Those painful mouth sores known as canker sores may occur when you accidentally bite your cheek or the edge of your tongue. However, they sometimes seem to crop up for no reason. Vitamin deficiencies, exposure to acidic foods, and certain kinds of toothpaste can cause canker sores Furthermore, you may be more susceptible to these annoyingly painful mouth ulcers when you are overtired, run down, and stressed out. To help prevent canker sores and keep your body at peak performance, be sure to eat nourishing foods, get plenty of sleep, and make time for friends and relaxation.
3. You Are Getting Older
New wrinkles and dents in your tongue may be caused by dental appliances that dig into your tongue. In some cases, tongue grooves may harbor a fungal infection. However, wrinkles in your tongue may just be a sign that you are getting older. Your tongue, like the rest of your body, may be showing the effects of aging. According to Colgate, scrotal tongue is a condition in which the tongue displays many wrinkles and grooves. While this life-long condition is usually present at birth, it may not become obvious until you get older. Contact your dentist if these grooves become painful.
2. Your Tongue Is Irritated

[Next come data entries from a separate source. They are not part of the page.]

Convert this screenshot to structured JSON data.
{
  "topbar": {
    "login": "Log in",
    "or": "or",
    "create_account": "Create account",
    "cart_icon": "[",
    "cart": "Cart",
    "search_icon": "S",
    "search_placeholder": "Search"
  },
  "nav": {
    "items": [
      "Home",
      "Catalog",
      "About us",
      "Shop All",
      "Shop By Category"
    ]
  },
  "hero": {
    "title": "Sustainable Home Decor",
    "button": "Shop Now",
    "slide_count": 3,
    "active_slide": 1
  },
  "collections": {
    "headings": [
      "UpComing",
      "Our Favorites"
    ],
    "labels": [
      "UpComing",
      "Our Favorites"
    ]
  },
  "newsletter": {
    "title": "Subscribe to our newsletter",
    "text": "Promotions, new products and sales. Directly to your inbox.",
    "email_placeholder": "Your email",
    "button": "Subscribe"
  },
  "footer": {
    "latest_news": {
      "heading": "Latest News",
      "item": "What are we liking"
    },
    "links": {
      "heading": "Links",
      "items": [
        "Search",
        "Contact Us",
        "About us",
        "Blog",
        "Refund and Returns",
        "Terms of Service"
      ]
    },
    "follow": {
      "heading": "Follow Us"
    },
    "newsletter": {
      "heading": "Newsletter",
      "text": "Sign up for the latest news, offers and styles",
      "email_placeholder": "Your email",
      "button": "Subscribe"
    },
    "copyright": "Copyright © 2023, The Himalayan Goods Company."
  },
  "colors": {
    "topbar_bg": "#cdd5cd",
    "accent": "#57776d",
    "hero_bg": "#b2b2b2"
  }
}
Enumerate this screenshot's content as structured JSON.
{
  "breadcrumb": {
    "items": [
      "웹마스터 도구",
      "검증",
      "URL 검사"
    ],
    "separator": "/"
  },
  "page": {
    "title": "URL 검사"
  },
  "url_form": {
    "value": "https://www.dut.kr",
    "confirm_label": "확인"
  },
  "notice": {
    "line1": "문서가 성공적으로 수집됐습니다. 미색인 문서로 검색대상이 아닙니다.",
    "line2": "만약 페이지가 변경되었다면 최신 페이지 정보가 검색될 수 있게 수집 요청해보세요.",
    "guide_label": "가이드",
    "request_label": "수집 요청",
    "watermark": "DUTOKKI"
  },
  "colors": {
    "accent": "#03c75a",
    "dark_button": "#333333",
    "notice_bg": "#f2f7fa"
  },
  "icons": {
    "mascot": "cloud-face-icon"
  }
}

Small white patches on the tongue may be a sign that something is irritating this organ. This condition, called leukoplakia, may be caused by friction against a dental appliance. Your teeth may irritate your tongue as well. Smoking is a definite source of irritation for the tongue. If you develop white patches that don’t go away in a week or two, contact your dentist to have the problem checked out. Leukoplakia can be an early warning sign that irritation to the tongue may develop into cancer.
1. You Have Tongue Cancer
Red or white sores in the mouth and on the tongue that just won’t heal may be symptoms of oral cancer. Oral cancer may occur in the tongue, the floor of the mouth, the tonsils, or the pharynx. The American Cancer Society lists pain, trouble chewing or swallowing, tongue numbness, and trouble moving your tongue among other symptoms of oral cancer. Risk factors for cancers of the mouth include smoking, alcohol use, infection with HPV, and a poor diet. A diagnosis of stage I or II cancer of the tongue may require surgery or radiation.Related: That’s Hot! How to Treat a Tongue Burn